In almost seven years of practice across the courts in the neighboring cities and municipalities of Butuan City, this court is the b-e-s-t. By far, I thought the City Courts in Surigao City were the courts to beat, but, that was before I appeared in RTC-6 .
I had heard fellow kompanyeros sing praises for this court but when I opened the door and stepped inside, I was not prepared for the majesty that stood in front of me.
Outside this prestigious court, two security guards are posted at its doors where they perform security procedures for those who wish to go in. These guards also let them register in the logbook and get their basic information (lawyers exempted).
The court was immensely huge. If I compare it with the average court I have been to, its size is approximately times four of the latter (er, times 2 of Surigao’s). I took the picture above at the entrance – notice how far the bench (or the judge’s chair) is? That’s how big it is (gosh, you can barely see the bench, huh?).

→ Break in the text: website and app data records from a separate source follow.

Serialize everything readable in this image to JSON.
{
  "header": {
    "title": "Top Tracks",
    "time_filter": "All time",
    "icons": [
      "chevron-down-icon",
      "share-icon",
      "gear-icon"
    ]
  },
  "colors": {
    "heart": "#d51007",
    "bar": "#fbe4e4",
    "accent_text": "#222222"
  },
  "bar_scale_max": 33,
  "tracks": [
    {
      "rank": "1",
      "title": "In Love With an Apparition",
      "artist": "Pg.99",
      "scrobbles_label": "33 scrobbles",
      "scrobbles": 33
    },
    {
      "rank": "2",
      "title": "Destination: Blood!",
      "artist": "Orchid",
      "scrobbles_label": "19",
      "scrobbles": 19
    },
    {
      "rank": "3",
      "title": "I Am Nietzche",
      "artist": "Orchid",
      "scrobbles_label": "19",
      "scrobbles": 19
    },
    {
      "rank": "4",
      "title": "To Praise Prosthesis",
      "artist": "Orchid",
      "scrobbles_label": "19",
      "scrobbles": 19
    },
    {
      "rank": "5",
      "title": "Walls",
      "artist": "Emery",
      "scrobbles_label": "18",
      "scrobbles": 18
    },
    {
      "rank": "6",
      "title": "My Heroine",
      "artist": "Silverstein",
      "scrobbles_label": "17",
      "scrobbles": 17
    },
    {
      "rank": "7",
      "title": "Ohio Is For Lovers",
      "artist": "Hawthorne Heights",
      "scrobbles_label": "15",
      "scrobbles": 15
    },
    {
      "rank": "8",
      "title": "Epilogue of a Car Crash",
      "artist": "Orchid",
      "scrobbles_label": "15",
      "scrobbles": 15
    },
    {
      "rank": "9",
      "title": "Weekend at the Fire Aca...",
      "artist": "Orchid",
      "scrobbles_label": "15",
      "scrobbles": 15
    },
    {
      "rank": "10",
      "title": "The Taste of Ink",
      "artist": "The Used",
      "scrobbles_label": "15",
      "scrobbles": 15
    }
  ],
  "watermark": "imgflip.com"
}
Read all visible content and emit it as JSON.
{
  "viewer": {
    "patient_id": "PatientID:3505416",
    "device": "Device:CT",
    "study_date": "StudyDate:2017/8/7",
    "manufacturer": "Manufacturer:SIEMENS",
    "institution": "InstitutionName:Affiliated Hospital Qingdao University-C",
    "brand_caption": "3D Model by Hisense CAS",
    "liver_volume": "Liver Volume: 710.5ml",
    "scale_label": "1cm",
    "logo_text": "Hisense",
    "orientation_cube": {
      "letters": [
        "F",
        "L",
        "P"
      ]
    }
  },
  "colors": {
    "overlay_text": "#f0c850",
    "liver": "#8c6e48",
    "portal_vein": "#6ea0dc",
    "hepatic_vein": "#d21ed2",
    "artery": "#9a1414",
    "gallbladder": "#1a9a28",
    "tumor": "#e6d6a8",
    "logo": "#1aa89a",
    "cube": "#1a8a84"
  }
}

The court was elegant. Since this was Agusan del Sur, every furniture in the court uniformly boasts of fully varnished high caliber hard wood – from the bench, down the bar then to the gallery.

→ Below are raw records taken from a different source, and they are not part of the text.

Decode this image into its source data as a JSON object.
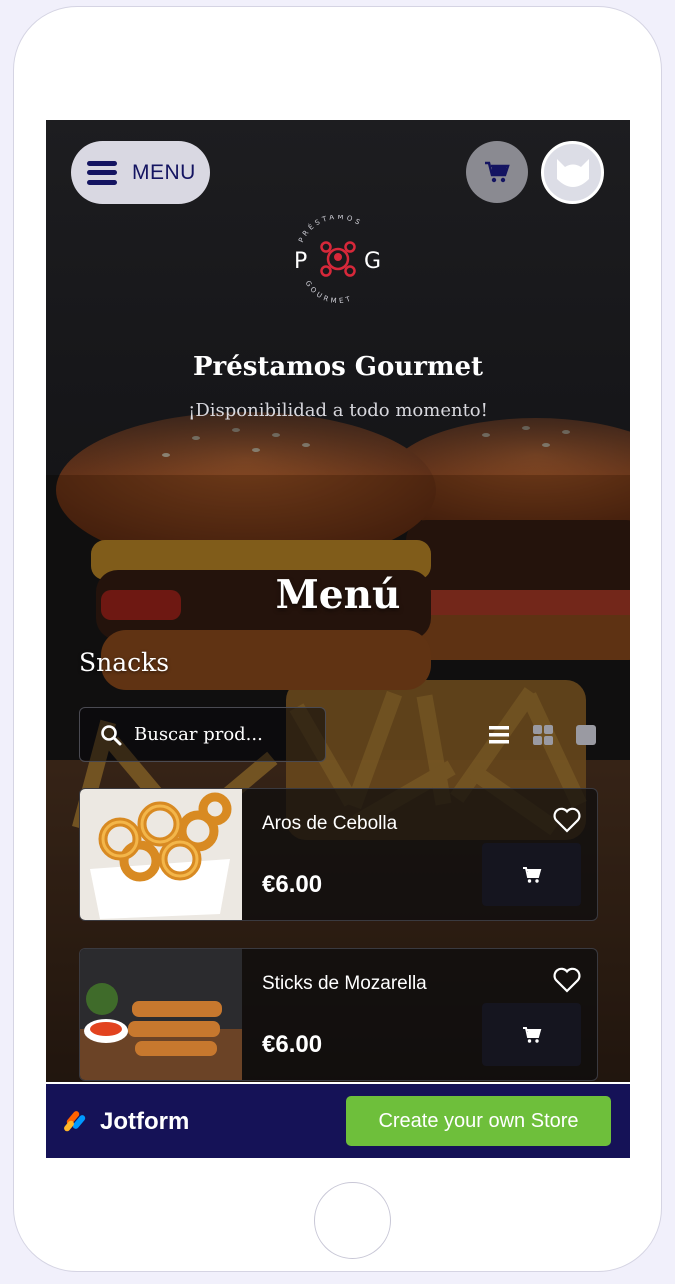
{
  "header": {
    "menu_label": "MENU",
    "brand_title": "Préstamos Gourmet",
    "brand_subtitle": "¡Disponibilidad a todo momento!",
    "logo_text": {
      "left": "P",
      "right": "G",
      "top_arc": "PRÉSTAMOS",
      "bottom_arc": "GOURMET"
    }
  },
  "main": {
    "title": "Menú",
    "category": "Snacks",
    "search_placeholder": "Buscar prod...",
    "view_modes": [
      "list-view-icon",
      "grid-view-icon",
      "single-view-icon"
    ]
  },
  "products": [
    {
      "name": "Aros de Cebolla",
      "price": "€6.00"
    },
    {
      "name": "Sticks de Mozarella",
      "price": "€6.00"
    }
  ],
  "footer": {
    "brand": "Jotform",
    "cta": "Create your own Store"
  },
  "colors": {
    "menu_button_bg": "#d9d8e2",
    "menu_text": "#141461",
    "footer_bg": "#151257",
    "cta_green": "#6ebf3b",
    "logo_red": "#d7283a"
  }
}
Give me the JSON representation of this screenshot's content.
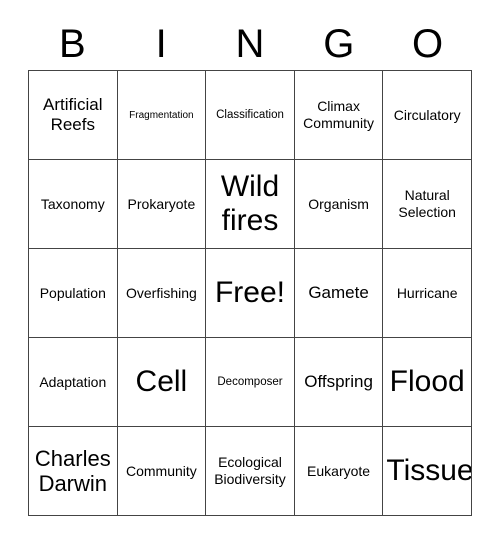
{
  "card": {
    "title": "Bingo Card",
    "header_letters": [
      "B",
      "I",
      "N",
      "G",
      "O"
    ],
    "border_color": "#444444",
    "text_color": "#000000",
    "background_color": "#ffffff",
    "rows": 5,
    "columns": 5,
    "free_space": "Free!",
    "cells": [
      [
        {
          "text": "Artificial Reefs",
          "size": "sz-l"
        },
        {
          "text": "Fragmentation",
          "size": "sz-xs"
        },
        {
          "text": "Classification",
          "size": "sz-s"
        },
        {
          "text": "Climax Community",
          "size": "sz-m"
        },
        {
          "text": "Circulatory",
          "size": "sz-m"
        }
      ],
      [
        {
          "text": "Taxonomy",
          "size": "sz-m"
        },
        {
          "text": "Prokaryote",
          "size": "sz-m"
        },
        {
          "text": "Wild fires",
          "size": "sz-xxl"
        },
        {
          "text": "Organism",
          "size": "sz-m"
        },
        {
          "text": "Natural Selection",
          "size": "sz-m"
        }
      ],
      [
        {
          "text": "Population",
          "size": "sz-m"
        },
        {
          "text": "Overfishing",
          "size": "sz-m"
        },
        {
          "text": "Free!",
          "size": "sz-xxl"
        },
        {
          "text": "Gamete",
          "size": "sz-l"
        },
        {
          "text": "Hurricane",
          "size": "sz-m"
        }
      ],
      [
        {
          "text": "Adaptation",
          "size": "sz-m"
        },
        {
          "text": "Cell",
          "size": "sz-xxl"
        },
        {
          "text": "Decomposer",
          "size": "sz-s"
        },
        {
          "text": "Offspring",
          "size": "sz-l"
        },
        {
          "text": "Flood",
          "size": "sz-xxl"
        }
      ],
      [
        {
          "text": "Charles Darwin",
          "size": "sz-xl"
        },
        {
          "text": "Community",
          "size": "sz-m"
        },
        {
          "text": "Ecological Biodiversity",
          "size": "sz-m"
        },
        {
          "text": "Eukaryote",
          "size": "sz-m"
        },
        {
          "text": "Tissue",
          "size": "sz-xxl"
        }
      ]
    ]
  }
}
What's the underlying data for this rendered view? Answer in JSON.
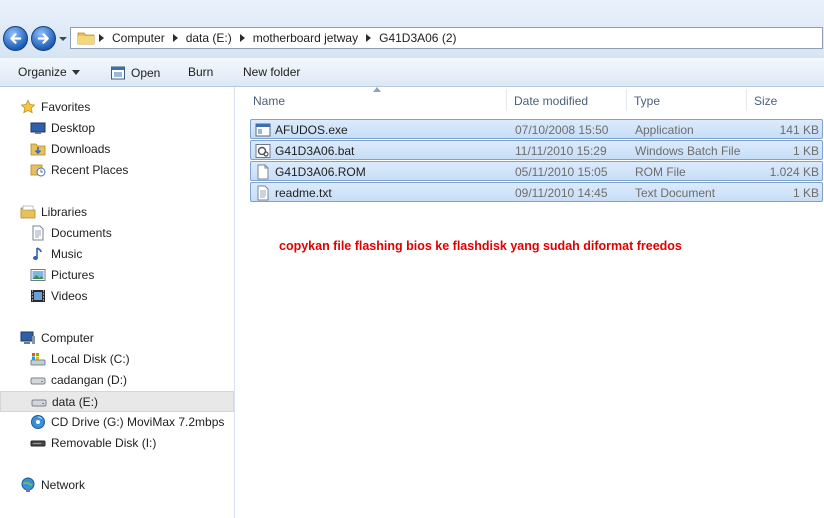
{
  "address": {
    "breadcrumbs": [
      "Computer",
      "data (E:)",
      "motherboard jetway",
      "G41D3A06 (2)"
    ]
  },
  "toolbar": {
    "organize_label": "Organize",
    "open_label": "Open",
    "burn_label": "Burn",
    "new_folder_label": "New folder"
  },
  "sidebar": {
    "favorites": {
      "label": "Favorites",
      "icon": "star-icon",
      "items": [
        {
          "label": "Desktop",
          "icon": "desktop-icon"
        },
        {
          "label": "Downloads",
          "icon": "downloads-icon"
        },
        {
          "label": "Recent Places",
          "icon": "recent-places-icon"
        }
      ]
    },
    "libraries": {
      "label": "Libraries",
      "icon": "libraries-icon",
      "items": [
        {
          "label": "Documents",
          "icon": "documents-icon"
        },
        {
          "label": "Music",
          "icon": "music-icon"
        },
        {
          "label": "Pictures",
          "icon": "pictures-icon"
        },
        {
          "label": "Videos",
          "icon": "videos-icon"
        }
      ]
    },
    "computer": {
      "label": "Computer",
      "icon": "computer-icon",
      "items": [
        {
          "label": "Local Disk (C:)",
          "icon": "local-disk-icon"
        },
        {
          "label": "cadangan (D:)",
          "icon": "drive-icon"
        },
        {
          "label": "data (E:)",
          "icon": "drive-icon",
          "selected": true
        },
        {
          "label": "CD Drive (G:) MoviMax 7.2mbps",
          "icon": "cd-drive-icon"
        },
        {
          "label": "Removable Disk (I:)",
          "icon": "removable-disk-icon"
        }
      ]
    },
    "network": {
      "label": "Network",
      "icon": "network-icon"
    }
  },
  "columns": {
    "name": "Name",
    "date": "Date modified",
    "type": "Type",
    "size": "Size"
  },
  "files": [
    {
      "name": "AFUDOS.exe",
      "date": "07/10/2008 15:50",
      "type": "Application",
      "size": "141 KB",
      "icon": "exe-icon"
    },
    {
      "name": "G41D3A06.bat",
      "date": "11/11/2010 15:29",
      "type": "Windows Batch File",
      "size": "1 KB",
      "icon": "batch-file-icon"
    },
    {
      "name": "G41D3A06.ROM",
      "date": "05/11/2010 15:05",
      "type": "ROM File",
      "size": "1.024 KB",
      "icon": "file-icon"
    },
    {
      "name": "readme.txt",
      "date": "09/11/2010 14:45",
      "type": "Text Document",
      "size": "1 KB",
      "icon": "text-file-icon"
    }
  ],
  "annotation": "copykan file flashing bios ke flashdisk yang sudah diformat freedos",
  "colors": {
    "annotation": "#e00000",
    "selection": "#cce0f8"
  }
}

The entire room was carpeted and very well ventilated by a floor-stand-type air conditioner. If you should know, our courts in the Philippines are not air-conditioned – so just imagine how roasted the lawyers feel in their suits. In this area alone, I felt heaven, especially that I was dressed in black which is known to absorb heat.
This court had sufficient room for the witness stand, and individual desks for the stenographer, the court interpreter and the clerk of court. There’s even one for the bailiff who actually sat down at his place during the whole session (doesn’t happen here).

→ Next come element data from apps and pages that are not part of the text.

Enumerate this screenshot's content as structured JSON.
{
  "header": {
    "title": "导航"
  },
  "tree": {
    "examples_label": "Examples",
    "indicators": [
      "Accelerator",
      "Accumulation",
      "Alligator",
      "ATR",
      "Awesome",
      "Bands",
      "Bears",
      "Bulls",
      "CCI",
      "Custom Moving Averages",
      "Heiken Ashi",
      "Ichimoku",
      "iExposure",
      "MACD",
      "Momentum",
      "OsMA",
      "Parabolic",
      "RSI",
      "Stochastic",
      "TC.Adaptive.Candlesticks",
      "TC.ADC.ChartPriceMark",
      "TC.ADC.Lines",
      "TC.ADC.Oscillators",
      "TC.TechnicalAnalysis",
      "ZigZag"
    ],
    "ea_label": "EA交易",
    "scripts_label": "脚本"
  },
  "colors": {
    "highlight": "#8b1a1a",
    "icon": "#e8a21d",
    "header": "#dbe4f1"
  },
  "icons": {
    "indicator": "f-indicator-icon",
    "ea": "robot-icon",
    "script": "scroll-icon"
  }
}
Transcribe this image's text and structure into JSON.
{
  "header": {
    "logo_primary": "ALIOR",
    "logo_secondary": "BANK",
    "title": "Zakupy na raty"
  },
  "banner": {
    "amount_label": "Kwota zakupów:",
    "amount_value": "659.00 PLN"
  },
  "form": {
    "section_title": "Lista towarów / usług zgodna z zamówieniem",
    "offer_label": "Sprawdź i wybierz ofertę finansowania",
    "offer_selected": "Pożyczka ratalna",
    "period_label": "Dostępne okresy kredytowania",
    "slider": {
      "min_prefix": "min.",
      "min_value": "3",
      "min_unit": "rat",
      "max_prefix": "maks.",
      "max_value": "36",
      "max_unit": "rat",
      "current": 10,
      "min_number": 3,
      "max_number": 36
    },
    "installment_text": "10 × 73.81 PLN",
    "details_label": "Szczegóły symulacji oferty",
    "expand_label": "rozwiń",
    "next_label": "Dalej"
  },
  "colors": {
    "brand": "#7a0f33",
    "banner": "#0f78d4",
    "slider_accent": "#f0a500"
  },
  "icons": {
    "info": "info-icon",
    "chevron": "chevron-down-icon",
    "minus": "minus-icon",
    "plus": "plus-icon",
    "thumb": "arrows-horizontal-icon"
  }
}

The bar was quite impressive too – not just make-shift or an imaginary barrier (like some courts I know) but one which is actually very definitely visible and gets the message across that the area is off limits for the general public. The “bar” is actually the barrier, dividing the entire court into two. Only lawyers get to enter the bar (rier), and up further is the bench (where the judge sits).
Sitting in the bar was comfortable. In some courts, I have to sit on defective chairs which could collapse by my tiniest movement. Since the average courts are small, members of the bar had to sit at the gallery and mix with the spectators and the many accused until there’s a vacant seat up front. Here, there was a very lonnngggg table with sturdy chairs enough to accomodate all lawyers present.
Disregarding its physical aspect, I also like this court because of the presiding judge. There are judges who don’t even know what the lawyers are arguing about, but this judge studies before he enters the courtroom. He is intelligent and he knows his law (believe me, there are also “dumb” judges!). He knows the case like the back of his hand. In fact, he is well recognized to be hardworking and straight. He cannot be maneuvered by the delaying tactics of the parties. He takes active control in the proceedings of the case. I was sickish on my second appearance at his court, but since I know his reputation, I proceeded and attended the trial because I was afraid he might admonish me for not filing the proper motion (which should be at least three days before schedule – I got sick the day before). Well, he is coincidentally the father-in-law of a close friend, but this makes it harder for me because he might think I’m abusing him when I don’t comply with the rules.
It’s not everyday that I get to appear in this kind of court. I actually felt like I was out of the country in there (oh yes, it looked like the courts in the Western TV Dramas). I hope other courts eventually transform like this in the future (hmph, there was already a plan to expand our city courts here but since we changed congressmen, the complete plan vanished into thin air, pfft!).